Delinquent girls may soon find a House of Hope

ITHACA – While unruly and delinquent teen boys have had an alternative to juvenile detention through Michael’s Treatment and Resource Center, teen girls have not. That all could change if Amy Raynes gets her way.

Raynes, certified counselor, has joined forces with the National House of Hope to form House of Hope Dayton. House of Hope has been in existence for 30 years and has been praised by President Ronald Reagan who said, “The philosophy and example of the House of Hope, which receives no government funds, needs to be shared across our nation. Those that want to help disturbed teenagers should be able to know that there is a way and that way works.” Since opening in Orlando, Fla., 12 additional residential and non-residential Houses of Hope have opened across the country.

House of Hope is a non-denominational, Christian based organization that is based upon Biblical principles. These principles have been proven to provide both workable and successful solutions in restoring troubled teens and their families, resulting in these teens becoming solid citizens and effective, contributing members of society.

In order to become associated with House of Hope, Raynes has gone through a couple of years of intensive training with the organization. She is also going through training to be licensed with Job & Family Services (JFS).

House of Hope Dayton will accept girls between the ages of 13 and 17 years of age. The residential program is a 9-18 month program with four phases that help each teen to accept responsibility, respect authority and relate more effectively to peers and adults. Referrals can be made by the Juvenile Court, JFS, pastors and parents. The facility will be able to house 10 girls and outpatient counseling will also be available.

House of Hope provides Christian coaching and discipleship, parenting skills and workshops, family group therapy, family environment, living skills and activities and spiritual development. They will be working with a local school district for the residents’ educational needs.

Contrary to its name, House of Hope Dayton, Raynes would like to establish the residential treatment center in Darke County. She originally wanted to be in Dayton, but felt that putting the facility in a large city would cause more problems for her residents. She kept returning to Darke County and found a location in Ithaca, formed a board of directors and chose an administrator. The next step is to raise funds to purchase and rehabilitate the building.

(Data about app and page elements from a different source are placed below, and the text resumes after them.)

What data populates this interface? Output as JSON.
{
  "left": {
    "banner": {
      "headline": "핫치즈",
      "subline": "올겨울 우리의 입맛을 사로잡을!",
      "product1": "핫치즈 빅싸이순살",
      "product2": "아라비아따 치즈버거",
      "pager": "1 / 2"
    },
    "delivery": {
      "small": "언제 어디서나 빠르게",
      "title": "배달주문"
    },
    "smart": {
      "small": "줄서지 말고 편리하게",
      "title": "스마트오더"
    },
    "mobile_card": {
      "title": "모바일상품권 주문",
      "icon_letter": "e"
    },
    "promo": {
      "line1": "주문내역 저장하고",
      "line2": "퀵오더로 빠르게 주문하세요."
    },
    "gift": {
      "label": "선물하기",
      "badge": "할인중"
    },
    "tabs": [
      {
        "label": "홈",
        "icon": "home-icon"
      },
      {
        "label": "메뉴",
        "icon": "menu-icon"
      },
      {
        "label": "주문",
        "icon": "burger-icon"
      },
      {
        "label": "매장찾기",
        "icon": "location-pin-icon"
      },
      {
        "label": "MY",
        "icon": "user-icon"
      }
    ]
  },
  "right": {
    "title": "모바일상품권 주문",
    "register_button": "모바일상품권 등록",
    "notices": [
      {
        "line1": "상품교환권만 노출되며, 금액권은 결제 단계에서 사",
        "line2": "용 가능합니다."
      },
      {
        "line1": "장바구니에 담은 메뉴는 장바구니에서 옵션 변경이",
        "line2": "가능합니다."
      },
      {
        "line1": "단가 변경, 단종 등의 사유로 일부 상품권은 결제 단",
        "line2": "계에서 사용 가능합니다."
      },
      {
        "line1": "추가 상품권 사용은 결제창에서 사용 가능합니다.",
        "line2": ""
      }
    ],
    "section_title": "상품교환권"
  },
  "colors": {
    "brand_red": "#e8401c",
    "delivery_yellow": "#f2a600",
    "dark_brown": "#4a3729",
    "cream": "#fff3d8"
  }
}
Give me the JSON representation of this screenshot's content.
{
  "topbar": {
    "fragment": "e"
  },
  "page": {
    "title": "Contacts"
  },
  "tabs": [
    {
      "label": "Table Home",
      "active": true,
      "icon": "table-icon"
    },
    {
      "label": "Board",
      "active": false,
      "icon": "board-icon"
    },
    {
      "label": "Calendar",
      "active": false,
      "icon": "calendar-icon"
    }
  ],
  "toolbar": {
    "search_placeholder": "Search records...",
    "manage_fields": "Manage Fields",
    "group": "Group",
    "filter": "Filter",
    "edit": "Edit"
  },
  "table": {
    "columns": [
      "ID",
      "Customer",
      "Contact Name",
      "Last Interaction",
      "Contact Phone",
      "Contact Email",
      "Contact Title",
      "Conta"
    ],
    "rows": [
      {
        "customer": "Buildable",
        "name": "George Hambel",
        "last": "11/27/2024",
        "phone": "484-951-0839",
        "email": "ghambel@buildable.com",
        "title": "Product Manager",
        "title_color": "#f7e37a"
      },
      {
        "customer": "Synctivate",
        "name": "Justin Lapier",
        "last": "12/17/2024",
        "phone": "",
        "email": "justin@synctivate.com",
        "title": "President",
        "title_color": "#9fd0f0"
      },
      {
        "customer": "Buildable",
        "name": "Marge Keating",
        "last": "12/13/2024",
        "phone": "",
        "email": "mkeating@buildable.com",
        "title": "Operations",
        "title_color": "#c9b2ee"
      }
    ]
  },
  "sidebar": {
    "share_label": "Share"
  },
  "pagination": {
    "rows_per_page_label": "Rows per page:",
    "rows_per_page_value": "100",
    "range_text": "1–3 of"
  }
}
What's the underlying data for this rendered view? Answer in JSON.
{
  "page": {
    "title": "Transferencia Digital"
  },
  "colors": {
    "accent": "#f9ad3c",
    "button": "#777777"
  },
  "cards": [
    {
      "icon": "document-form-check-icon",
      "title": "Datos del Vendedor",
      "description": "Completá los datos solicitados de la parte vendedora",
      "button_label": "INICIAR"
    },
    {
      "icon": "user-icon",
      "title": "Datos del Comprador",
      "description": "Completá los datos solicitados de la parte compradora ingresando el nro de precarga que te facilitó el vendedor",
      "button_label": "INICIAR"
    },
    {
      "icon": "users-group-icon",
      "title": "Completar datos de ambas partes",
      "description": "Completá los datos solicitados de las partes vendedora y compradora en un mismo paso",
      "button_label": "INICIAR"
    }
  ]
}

They are currently looking at a vacant building in Ithaca that is three stories and 15,000 square feet. The first floor will have five offices for counseling and administrative staff, school room, and a small group/waiting room for both residential and non-residential services. The second floor will house up to 10 girls with four bedrooms for the teens and house parents, a kitchen, common area, two bathrooms and a laundry facility. The third floor is a multi-purpose room that will be used for chapel, recreation activities and other events. There is also another building on the property for event rental that the girls will use to raise money for their program.

Raynes would like to have the program up and running by August, but to do so they will need to raise $250,000. Their first fundraiser is being planned for April 11. Hope in the Darke will be held at Romer’s Catering, 118 E. Main St., Greenville and will feature dinner, dancing, games and a silent auction. The cost is $50 per person. Sponsorships to help establish House of Hope Dayton are also available.

For more information, tickets or to donate, contact House of Hope Dayton, PO Box 118, Arcanum, Ohio 45304, call 407-0496 or email HouseofHopeDayton@gmail.com. You can learn more about House of Hope Dayton by visiting www.HouseofHopeDayton.org.

If fundraising goes well, House of Hope Dayton should be occupying this vacant building in Ithaca by August.

Print Friendly, PDF & Email